[DATA FOR THIS TASK]:
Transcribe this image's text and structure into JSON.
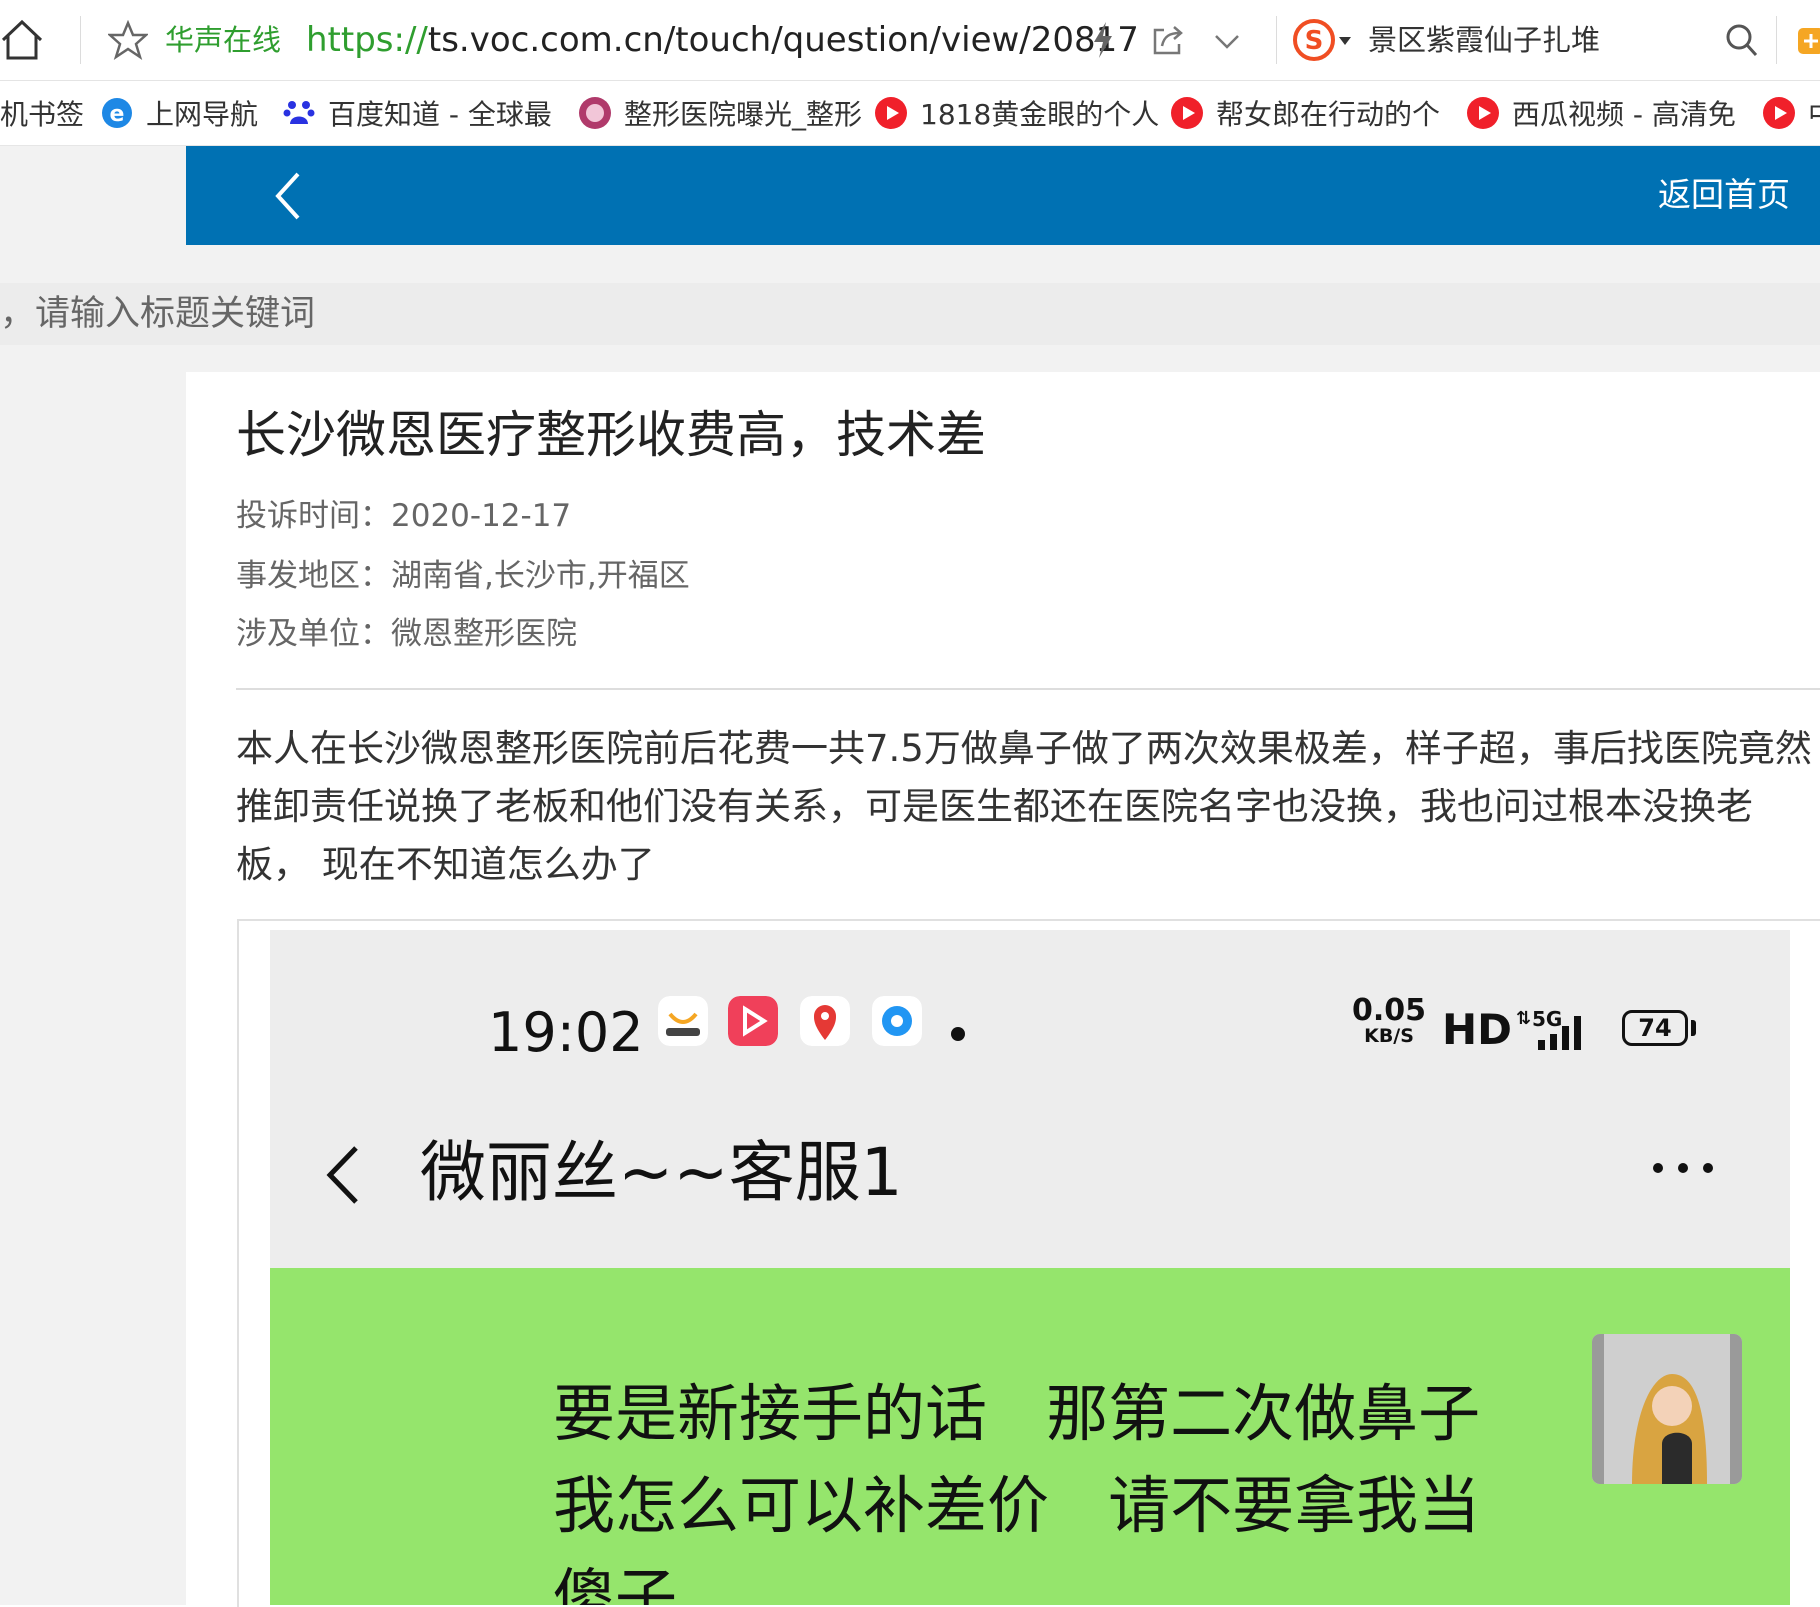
{
  "browser": {
    "site_name": "华声在线",
    "url_scheme": "https://",
    "url_rest": "ts.voc.com.cn/touch/question/view/20817",
    "search_text": "景区紫霞仙子扎堆"
  },
  "bookmarks": [
    {
      "label": "机书签",
      "icon": "bookmark-folder-icon"
    },
    {
      "label": "上网导航",
      "icon": "ie-icon"
    },
    {
      "label": "百度知道 - 全球最",
      "icon": "baidu-icon"
    },
    {
      "label": "整形医院曝光_整形",
      "icon": "site-logo-icon"
    },
    {
      "label": "1818黄金眼的个人",
      "icon": "play-icon"
    },
    {
      "label": "帮女郎在行动的个",
      "icon": "play-icon"
    },
    {
      "label": "西瓜视频 - 高清免",
      "icon": "play-icon"
    },
    {
      "label": "中",
      "icon": "play-icon"
    }
  ],
  "nav": {
    "home_link": "返回首页"
  },
  "search": {
    "placeholder": "，请输入标题关键词"
  },
  "complaint": {
    "title": "长沙微恩医疗整形收费高，技术差",
    "time_label": "投诉时间：",
    "time_value": "2020-12-17",
    "location_label": "事发地区：",
    "location_value": "湖南省,长沙市,开福区",
    "unit_label": "涉及单位：",
    "unit_value": "微恩整形医院",
    "body": "本人在长沙微恩整形医院前后花费一共7.5万做鼻子做了两次效果极差，样子超，事后找医院竟然推卸责任说换了老板和他们没有关系，可是医生都还在医院名字也没换，我也问过根本没换老板， 现在不知道怎么办了"
  },
  "screenshot": {
    "time": "19:02",
    "net_speed": "0.05",
    "net_unit": "KB/S",
    "hd": "HD",
    "network": "5G",
    "battery": "74",
    "chat_title": "微丽丝~~客服1",
    "message": "要是新接手的话   那第二次做鼻子\n我怎么可以补差价   请不要拿我当\n傻子",
    "colors": {
      "chat_bubble": "#95e56c",
      "topbar": "#0071b3"
    }
  }
}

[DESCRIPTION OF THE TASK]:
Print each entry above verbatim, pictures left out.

[YOUR SOLUTION]:
Transcribe this image's text and structure into JSON.
{
  "browser": {
    "site_name": "华声在线",
    "url_scheme": "https://",
    "url_rest": "ts.voc.com.cn/touch/question/view/20817",
    "search_text": "景区紫霞仙子扎堆"
  },
  "bookmarks": [
    {
      "label": "机书签",
      "icon": "bookmark-folder-icon"
    },
    {
      "label": "上网导航",
      "icon": "ie-icon"
    },
    {
      "label": "百度知道 - 全球最",
      "icon": "baidu-icon"
    },
    {
      "label": "整形医院曝光_整形",
      "icon": "site-logo-icon"
    },
    {
      "label": "1818黄金眼的个人",
      "icon": "play-icon"
    },
    {
      "label": "帮女郎在行动的个",
      "icon": "play-icon"
    },
    {
      "label": "西瓜视频 - 高清免",
      "icon": "play-icon"
    },
    {
      "label": "中",
      "icon": "play-icon"
    }
  ],
  "nav": {
    "home_link": "返回首页"
  },
  "search": {
    "placeholder": "，请输入标题关键词"
  },
  "complaint": {
    "title": "长沙微恩医疗整形收费高，技术差",
    "time_label": "投诉时间：",
    "time_value": "2020-12-17",
    "location_label": "事发地区：",
    "location_value": "湖南省,长沙市,开福区",
    "unit_label": "涉及单位：",
    "unit_value": "微恩整形医院",
    "body": "本人在长沙微恩整形医院前后花费一共7.5万做鼻子做了两次效果极差，样子超，事后找医院竟然推卸责任说换了老板和他们没有关系，可是医生都还在医院名字也没换，我也问过根本没换老板， 现在不知道怎么办了"
  },
  "screenshot": {
    "time": "19:02",
    "net_speed": "0.05",
    "net_unit": "KB/S",
    "hd": "HD",
    "network": "5G",
    "battery": "74",
    "chat_title": "微丽丝~~客服1",
    "message": "要是新接手的话   那第二次做鼻子\n我怎么可以补差价   请不要拿我当\n傻子",
    "colors": {
      "chat_bubble": "#95e56c",
      "topbar": "#0071b3"
    }
  }
}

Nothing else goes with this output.